Also, with solar energy, Canadian scientists at the University of Toronto have been developing a solar cell that converts more of our sun’s energy than conventional solar cells. Current solar cell technology only converts about ten percent of the sun’s rays into electricity or energy, and it can only harness the visible solar rays. New technologically advanced cells (which are unfortunately not yet available on the open market) can harness both the visible and invisible infra-red rays to produce energy. This means a 30% conversion rate as opposed to 10%. It also means that the sun need not be out in order for the solar cells to collect energy. This and other improvements make me confident that we could replace a majority of conventional power stations with renewable stations. While we may still use conventional sources as back-up, they no longer need to be our major source of power.

There is also the fact that often large wind or tidal generating facilities can have a negative impact on surrounding wildlife or sea life. This is especially true of animals like bats that have evolved to use sonar to hunt for prey. There have been several documented cases of large wind turbines having a negative impact on bat populations. This can be remedied however, by avoiding placing wind and tidal farms in the habitats of species that may be affected.

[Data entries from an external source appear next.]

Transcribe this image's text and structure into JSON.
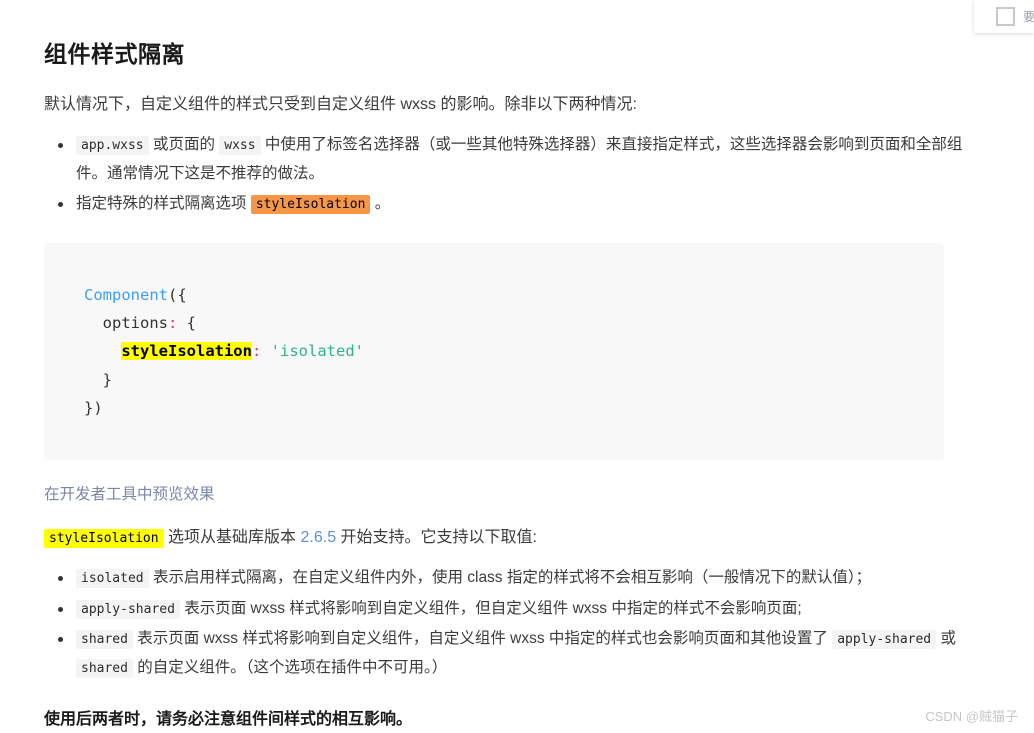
{
  "corner_panel": {
    "checkbox_checked": false,
    "partial_text": "要"
  },
  "article": {
    "title": "组件样式隔离",
    "intro": "默认情况下，自定义组件的样式只受到自定义组件 wxss 的影响。除非以下两种情况:",
    "bullets_top": [
      {
        "code1": "app.wxss",
        "text1": "或页面的",
        "code2": "wxss",
        "text2": "中使用了标签名选择器（或一些其他特殊选择器）来直接指定样式，这些选择器会影响到页面和全部组件。通常情况下这是不推荐的做法。"
      },
      {
        "text1": "指定特殊的样式隔离选项",
        "code_highlight": "styleIsolation",
        "text2": "。"
      }
    ],
    "code_block": {
      "line1_fn": "Component",
      "line1_rest": "({",
      "line2_key": "  options",
      "line2_punc": ":",
      "line2_rest": " {",
      "line3_indent": "    ",
      "line3_hl": "styleIsolation",
      "line3_punc": ":",
      "line3_space": " ",
      "line3_str": "'isolated'",
      "line4": "  }",
      "line5": "})"
    },
    "preview_link": "在开发者工具中预览效果",
    "note": {
      "code": "styleIsolation",
      "text1": "选项从基础库版本",
      "version": "2.6.5",
      "text2": "开始支持。它支持以下取值:"
    },
    "bullets_values": [
      {
        "code": "isolated",
        "text": "表示启用样式隔离，在自定义组件内外，使用 class 指定的样式将不会相互影响（一般情况下的默认值）；"
      },
      {
        "code": "apply-shared",
        "text": "表示页面 wxss 样式将影响到自定义组件，但自定义组件 wxss 中指定的样式不会影响页面;"
      },
      {
        "code": "shared",
        "text_a": "表示页面 wxss 样式将影响到自定义组件，自定义组件 wxss 中指定的样式也会影响页面和其他设置了",
        "code_b": "apply-shared",
        "text_b": "或",
        "code_c": "shared",
        "text_c": "的自定义组件。（这个选项在插件中不可用。）"
      }
    ],
    "warning": "使用后两者时，请务必注意组件间样式的相互影响。"
  },
  "watermark": "CSDN @贼猫子",
  "colors": {
    "accent_orange": "#f79646",
    "accent_yellow": "#ffff00",
    "code_fn": "#3b9eff",
    "code_string": "#2db587",
    "code_punct": "#e8384f",
    "link": "#7a86a8",
    "version_link": "#5b8fd8",
    "codeblock_bg": "#f8f8f8"
  }
}
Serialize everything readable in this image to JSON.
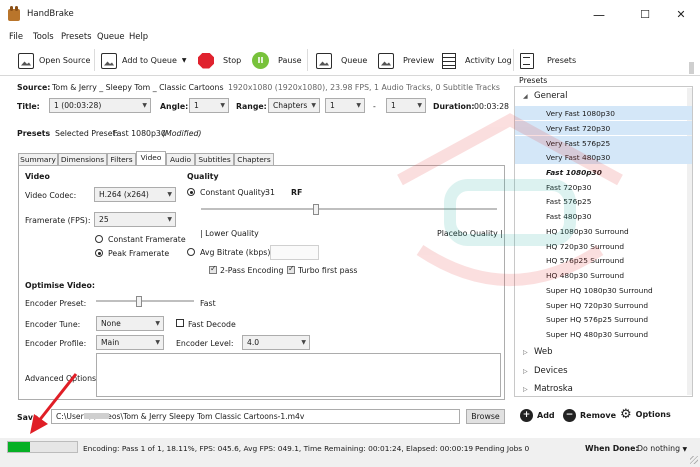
{
  "window": {
    "title": "HandBrake",
    "minimize": "—",
    "maximize": "☐",
    "close": "✕"
  },
  "menu": [
    "File",
    "Tools",
    "Presets",
    "Queue",
    "Help"
  ],
  "toolbar": {
    "open_source": "Open Source",
    "add_to_queue": "Add to Queue",
    "stop": "Stop",
    "pause": "Pause",
    "queue": "Queue",
    "preview": "Preview",
    "activity_log": "Activity Log",
    "presets": "Presets"
  },
  "source": {
    "label": "Source:",
    "name": "Tom & Jerry _ Sleepy Tom _ Classic Cartoons",
    "info": "1920x1080 (1920x1080), 23.98 FPS, 1 Audio Tracks, 0 Subtitle Tracks"
  },
  "title_row": {
    "title_label": "Title:",
    "title_value": "1 (00:03:28)",
    "angle_label": "Angle:",
    "angle_value": "1",
    "range_label": "Range:",
    "range_type": "Chapters",
    "range_start": "1",
    "range_dash": "-",
    "range_end": "1",
    "duration_label": "Duration:",
    "duration_value": "00:03:28"
  },
  "presets_row": {
    "label": "Presets",
    "selected_label": "Selected Preset:",
    "selected_value": "Fast 1080p30",
    "modified": "(Modified)"
  },
  "tabs": [
    "Summary",
    "Dimensions",
    "Filters",
    "Video",
    "Audio",
    "Subtitles",
    "Chapters"
  ],
  "video": {
    "section": "Video",
    "codec_label": "Video Codec:",
    "codec_value": "H.264 (x264)",
    "framerate_label": "Framerate (FPS):",
    "framerate_value": "25",
    "constant_framerate": "Constant Framerate",
    "peak_framerate": "Peak Framerate"
  },
  "quality": {
    "section": "Quality",
    "constant_quality": "Constant Quality:",
    "quality_value": "31",
    "rf": "RF",
    "lower": "| Lower Quality",
    "placebo": "Placebo Quality |",
    "avg_bitrate": "Avg Bitrate (kbps):",
    "two_pass": "2-Pass Encoding",
    "turbo": "Turbo first pass"
  },
  "optimise": {
    "section": "Optimise Video:",
    "preset_label": "Encoder Preset:",
    "preset_value": "Fast",
    "tune_label": "Encoder Tune:",
    "tune_value": "None",
    "fast_decode": "Fast Decode",
    "profile_label": "Encoder Profile:",
    "profile_value": "Main",
    "level_label": "Encoder Level:",
    "level_value": "4.0",
    "advanced_label": "Advanced Options:"
  },
  "save": {
    "label": "Save",
    "path": "C:\\Users\\          \\Videos\\Tom & Jerry  Sleepy Tom  Classic Cartoons-1.m4v",
    "browse": "Browse"
  },
  "presets_panel": {
    "header": "Presets",
    "general": "General",
    "items": [
      "Very Fast 1080p30",
      "Very Fast 720p30",
      "Very Fast 576p25",
      "Very Fast 480p30",
      "Fast 1080p30",
      "Fast 720p30",
      "Fast 576p25",
      "Fast 480p30",
      "HQ 1080p30 Surround",
      "HQ 720p30 Surround",
      "HQ 576p25 Surround",
      "HQ 480p30 Surround",
      "Super HQ 1080p30 Surround",
      "Super HQ 720p30 Surround",
      "Super HQ 576p25 Surround",
      "Super HQ 480p30 Surround"
    ],
    "groups": [
      "Web",
      "Devices",
      "Matroska"
    ],
    "add": "Add",
    "remove": "Remove",
    "options": "Options"
  },
  "status": {
    "progress": 0.32,
    "encoding": "Encoding: Pass 1 of 1,  18.11%, FPS: 045.6,  Avg FPS: 049.1,  Time Remaining: 00:01:24,  Elapsed: 00:00:19",
    "pending": "Pending Jobs 0",
    "when_done_label": "When Done:",
    "when_done_value": "Do nothing"
  },
  "colors": {
    "progress": "#06b025",
    "stop": "#e0222e",
    "pause": "#78c23b",
    "preset_highlight": "#d4e7f8",
    "watermark": "#e63b3b",
    "watermark_teal": "#2bb3a6"
  }
}
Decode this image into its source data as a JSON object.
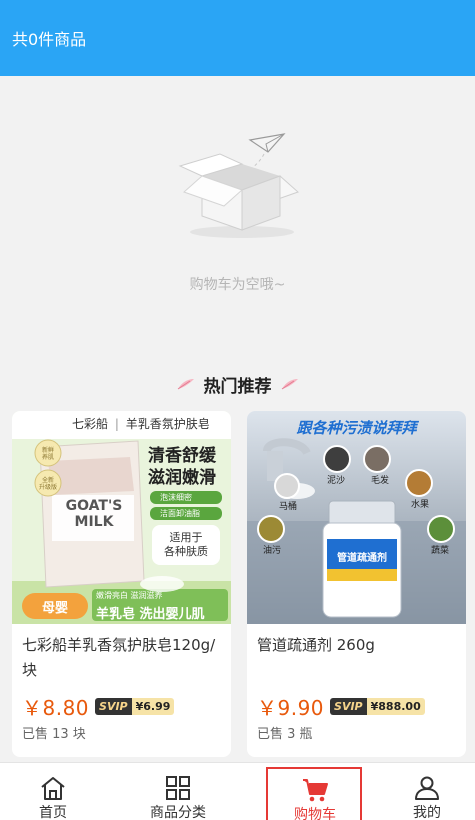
{
  "header": {
    "title": "共0件商品"
  },
  "empty": {
    "message": "购物车为空哦~"
  },
  "hot_section": {
    "title": "热门推荐"
  },
  "products": [
    {
      "name": "七彩船羊乳香氛护肤皂120g/块",
      "price": "￥8.80",
      "svip_label": "SVIP",
      "svip_price": "¥6.99",
      "sold": "已售 13 块",
      "image": {
        "brand": "七彩船",
        "subtitle": "羊乳香氛护肤皂",
        "headline_1": "清香舒缓",
        "headline_2": "滋润嫩滑",
        "bullet_1": "泡沫细密",
        "bullet_2": "洁面卸油脂",
        "suit_1": "适用于",
        "suit_2": "各种肤质",
        "box_title_1": "GOAT'S",
        "box_title_2": "MILK",
        "badge_1": "母婴",
        "strip_top": "嫩滑亮白  滋润滋养",
        "strip_main": "羊乳皂 洗出婴儿肌",
        "seal_1": "新鲜",
        "seal_2": "养肌",
        "seal_3": "全新",
        "seal_4": "升级版"
      }
    },
    {
      "name": "管道疏通剂 260g",
      "price": "￥9.90",
      "svip_label": "SVIP",
      "svip_price": "¥888.00",
      "sold": "已售 3 瓶",
      "image": {
        "headline": "跟各种污渍说拜拜",
        "label_1": "泥沙",
        "label_2": "毛发",
        "label_3": "马桶",
        "label_4": "水果",
        "label_5": "油污",
        "label_6": "蔬菜",
        "bottle_text": "管道疏通剂"
      }
    }
  ],
  "tabbar": [
    {
      "label": "首页",
      "icon": "home-icon"
    },
    {
      "label": "商品分类",
      "icon": "category-icon"
    },
    {
      "label": "购物车",
      "icon": "cart-icon"
    },
    {
      "label": "我的",
      "icon": "user-icon"
    }
  ],
  "colors": {
    "header": "#2aa5f5",
    "price": "#e8590c",
    "active_tab": "#e53935"
  }
}
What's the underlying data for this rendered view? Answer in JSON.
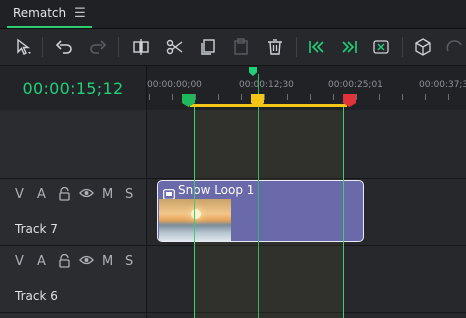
{
  "tab": {
    "label": "Rematch",
    "menu_icon": "hamburger-icon"
  },
  "toolbar": {
    "icons": [
      "select-arrow-icon",
      "undo-icon",
      "redo-icon",
      "split-icon",
      "scissors-icon",
      "copy-icon",
      "paste-icon",
      "delete-icon",
      "jump-start-icon",
      "jump-end-icon",
      "fit-icon",
      "3d-box-icon",
      "rotate-icon"
    ]
  },
  "timecode": "00:00:15;12",
  "ruler": {
    "labels": [
      "00:00:00;00",
      "00:00:12;30",
      "00:00:25;01",
      "00:00:37;3"
    ]
  },
  "track_controls": {
    "video": "V",
    "audio": "A",
    "mute": "M",
    "solo": "S"
  },
  "tracks": [
    {
      "name": "Track 7"
    },
    {
      "name": "Track 6"
    }
  ],
  "clip": {
    "title": "Snow Loop 1"
  },
  "colors": {
    "accent": "#21d07a",
    "in_marker": "#1fb85b",
    "playhead": "#f5c518",
    "out_marker": "#e0333a",
    "clip": "#6a6aaa"
  }
}
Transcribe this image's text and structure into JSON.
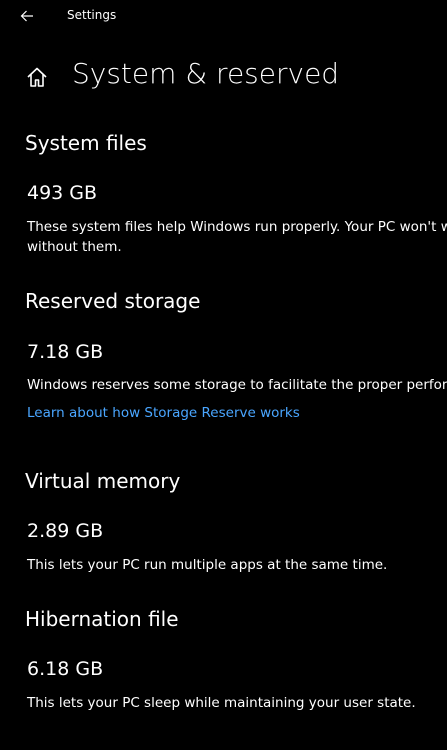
{
  "window": {
    "title": "Settings"
  },
  "icons": {
    "back": "back-arrow-icon",
    "home": "home-icon"
  },
  "page": {
    "title": "System & reserved"
  },
  "sections": {
    "system_files": {
      "heading": "System files",
      "size": "493 GB",
      "description_line1": "These system files help Windows run properly. Your PC won't w",
      "description_line2": "without them."
    },
    "reserved_storage": {
      "heading": "Reserved storage",
      "size": "7.18 GB",
      "description": "Windows reserves some storage to facilitate the proper perform",
      "link": "Learn about how Storage Reserve works"
    },
    "virtual_memory": {
      "heading": "Virtual memory",
      "size": "2.89 GB",
      "description": "This lets your PC run multiple apps at the same time."
    },
    "hibernation_file": {
      "heading": "Hibernation file",
      "size": "6.18 GB",
      "description": "This lets your PC sleep while maintaining your user state."
    }
  },
  "colors": {
    "background": "#000000",
    "text": "#ffffff",
    "link": "#4aa6ff"
  }
}
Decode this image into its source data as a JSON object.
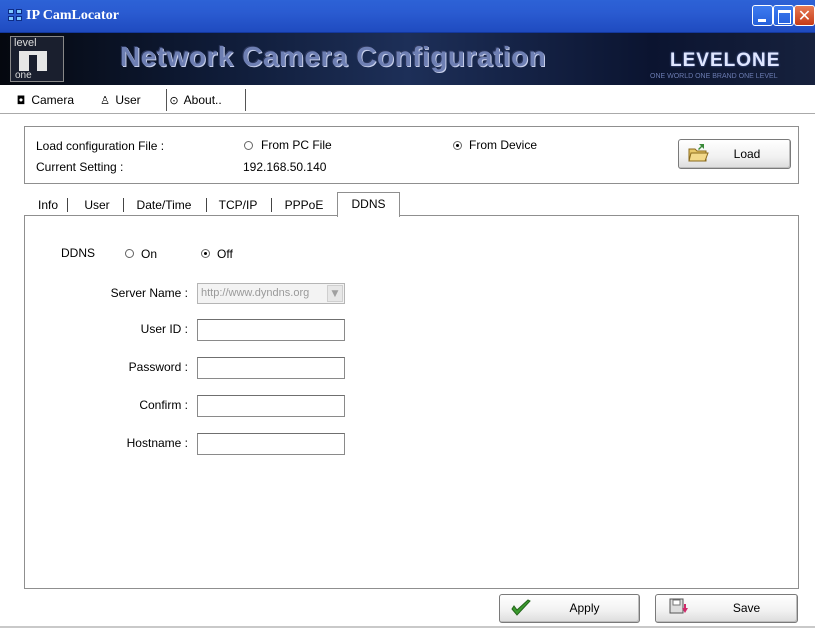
{
  "window": {
    "title": "IP CamLocator"
  },
  "banner": {
    "title": "Network Camera Configuration",
    "brand": "LEVELONE",
    "brand_tagline": "ONE WORLD ONE BRAND ONE LEVEL",
    "logo_top": "level",
    "logo_bottom": "one"
  },
  "top_tabs": [
    {
      "label": "Camera",
      "icon": "camera-icon"
    },
    {
      "label": "User",
      "icon": "user-icon"
    },
    {
      "label": "About..",
      "icon": "info-icon"
    }
  ],
  "config": {
    "load_label": "Load configuration File :",
    "current_label": "Current Setting :",
    "current_value": "192.168.50.140",
    "from_pc": "From PC File",
    "from_device": "From Device",
    "selected_source": "From Device",
    "load_button": "Load"
  },
  "inner_tabs": [
    "Info",
    "User",
    "Date/Time",
    "TCP/IP",
    "PPPoE",
    "DDNS"
  ],
  "active_inner_tab": "DDNS",
  "ddns": {
    "label": "DDNS",
    "on_label": "On",
    "off_label": "Off",
    "selected": "Off",
    "server_name_label": "Server Name :",
    "server_name_value": "http://www.dyndns.org",
    "user_id_label": "User ID :",
    "user_id_value": "",
    "password_label": "Password :",
    "password_value": "",
    "confirm_label": "Confirm :",
    "confirm_value": "",
    "hostname_label": "Hostname :",
    "hostname_value": ""
  },
  "actions": {
    "apply": "Apply",
    "save": "Save"
  }
}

Will Nuclear Nip it?

There have been improvements regarding safety and disposal of nuclear waste in the nuclear sector in the past decade or so. This capability does not necessarily reflect actual safety standards for nuclear facilities across the globe, however. In Finland, a project at the Finnish Posiva nuclear facility casts its nuclear waste in iron, encases it in iron and then buries it in a borehole, which is then filled with a type of clay. This is predicted to store the dangerous nuclear waste for up to a million years. However, now that this standard has been set, the nuclear industry can continue to pollute and discard waste unsafely under the guise of a new and improved industry standard. It’s too dangerous to rely on the industry to self-regulate when the cost of nuclear spills both to the environment and human populations is so dear. Disposing of nuclear waste safely costs mounds more than it does to be shady about getting rid of used-up uranium, so there is little incentive to change disposal methods. And trust isn’t something that the nuclear industry has earned over the years, whether it’s in Chernobyl, Yucca Mountain in the U.S., or the Sellafield nuclear complex in the UK, nuclear facilities all over the world have been accused and often found guilty of horrible waste-dumping practices.

There is also significant debate about how much energy it takes to extract uranium from the earth compared to how much energy that extracted uranium will yield. There are some studies that suggest it takes much less energy, and some that suggest that it takes more. Unfortunately all parties are well-sourced and look to be correct. So who’s right? Well, in my eyes, the proof is in the pudding. Most nuclear industries are heavily subsidized by their governments, and few have been opened since the late 1980’s, leading me to believe that it is not a particularly profitable and efficient source of energy, therefore not one that we should rely on to save us from the perils of climate change.

Can Coal Go Green?

There have been recent ads in North America by coal companies touting a new “greener” coal industry as the solution to all of our climate woes. To me, open caste mines will never be clean enough to qualify as green, they’re pretty dirty even to look at. Ultimately, burning natural gas is less destructive to the atmosphere than burning coal. Coal contains 24 kilograms of carbon for each gigajoule of energy it produces, while natural gas has only around 15 kilograms of carbon for the same amount of energy. While carbon capturing, as explained further below, may be one way to make coal a cleaner source of power, it is far from being a long-term solution to global warming.

Carbon Capturing

One of the newer methods of preventing carbon from entering our atmosphere is to strip carbon—using a process called amine scrubbing—from the gas either before or after it’s burnt, and then bury it deep underground, encased in impenetrable material. There is no definite answer as to how long this method will store the carbon underground, however, and it may just be putting off the inevitable for a future generation to deal with. Although helpful in the short term, it’s better if less carbon is created altogether, rather than just hidden away underground only to seep out in a hundred years or so.